The PEOPLE of the State of New York, Respondent, v. William BROWN, Defendant Appellant.

Decided: October 25, 2001

NARDELLI, J.P., TOM, ANDRIAS, LERNER and MARLOW, JJ. Khari P. Prescod, for Respondent. Christopher Booth, for Defendant-Appellant.

 Judgment, Supreme Court, Bronx County (Daniel FitzGerald, J.), rendered December 22, 1997, convicting defendant, after a jury trial, of criminal sale of a controlled substance in the third degree, and sentencing him, as a second felony offender, to a term of 8 to 16 years, unanimously affirmed.

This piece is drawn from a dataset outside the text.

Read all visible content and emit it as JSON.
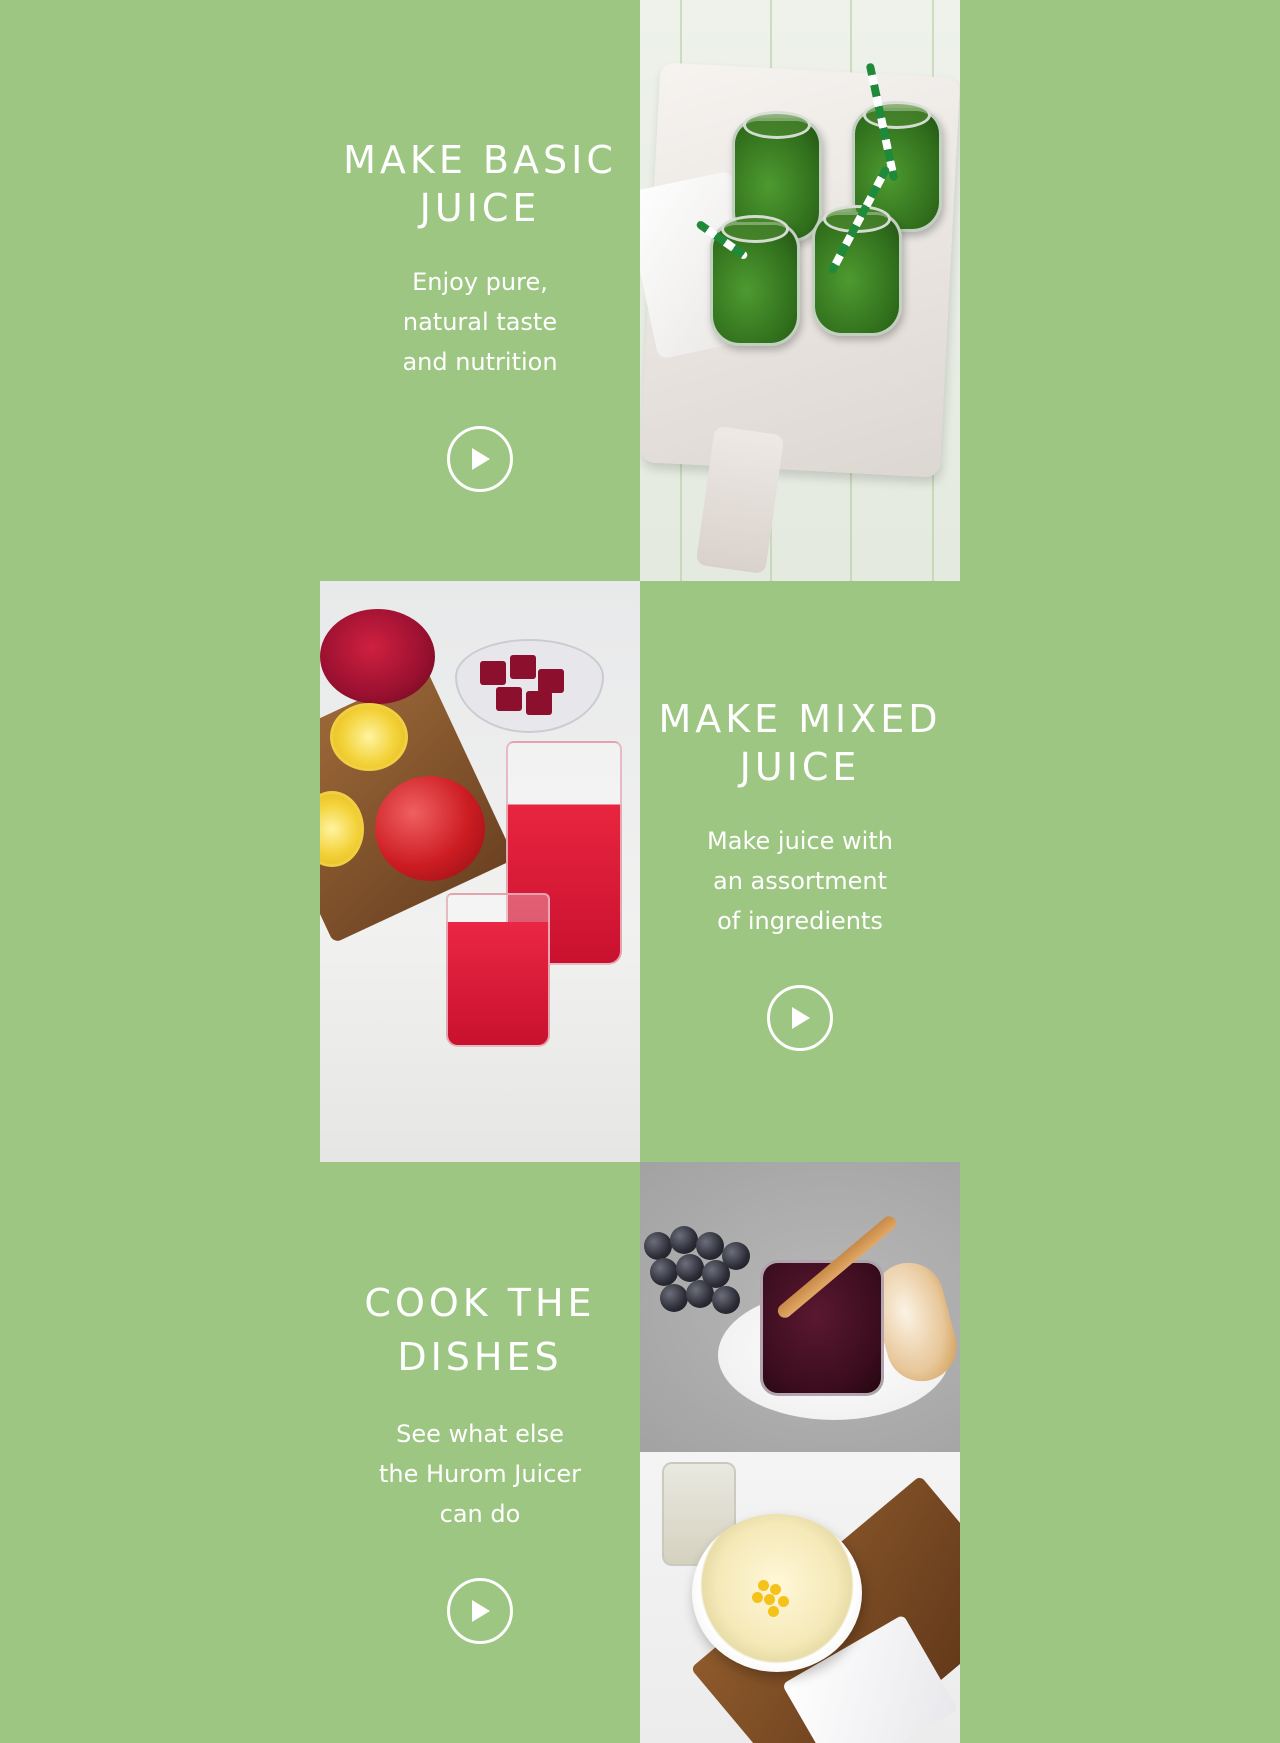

The record fails to support defendant's claim that he was deprived of his right to be present at sidebar conferences with prospective jurors.   When, at the outset of jury selection, defendant invoked his right to be present for sidebar conferences, the court clearly instructed him that this request would be honored and that he should confer with his attorney any time he wished to attend any particular sidebar.   Given the presumption of regularity that attaches to judicial proceedings (see, People v. Harris, 61 N.Y.2d 9, 16, 471 N.Y.S.2d 61, 459 N.E.2d 170), we conclude from the record that, to the extent that defendant was absent from any sidebars, his absence was the result of his valid waiver of the right to be present.

 Defendant's claims that the court improperly received expert testimony concerning the roles of participants in a typical street-level drug sale, and that the expert witness was unqualified, are unpreserved (see, People v. Tevaha, 84 N.Y.2d 879, 881, 620 N.Y.S.2d 786, 644 N.E.2d 1342;  People v. Soto, 267 A.D.2d 15, 699 N.Y.S.2d 53, lv. denied 94 N.Y.2d 925, 708 N.Y.S.2d 365, 729 N.E.2d 1164), and we decline to review them in the interest of justice.   Were we to review these claims, we would find that the undercover officer was properly qualified as an expert on the basis of his training and experience, and that his brief testimony, carrying no suggestion of large-scale drug activity, was helpful to the jury in understanding the different roles of the participants in the instant sale (see, People v. Kelsey, 194 A.D.2d 248, 606 N.Y.S.2d 621).

We perceive no basis for reduction of sentence.

Defendant's remaining contentions are unpreserved and we decline to review them in the interest of justice.   Were we to review these claims, we would reject them.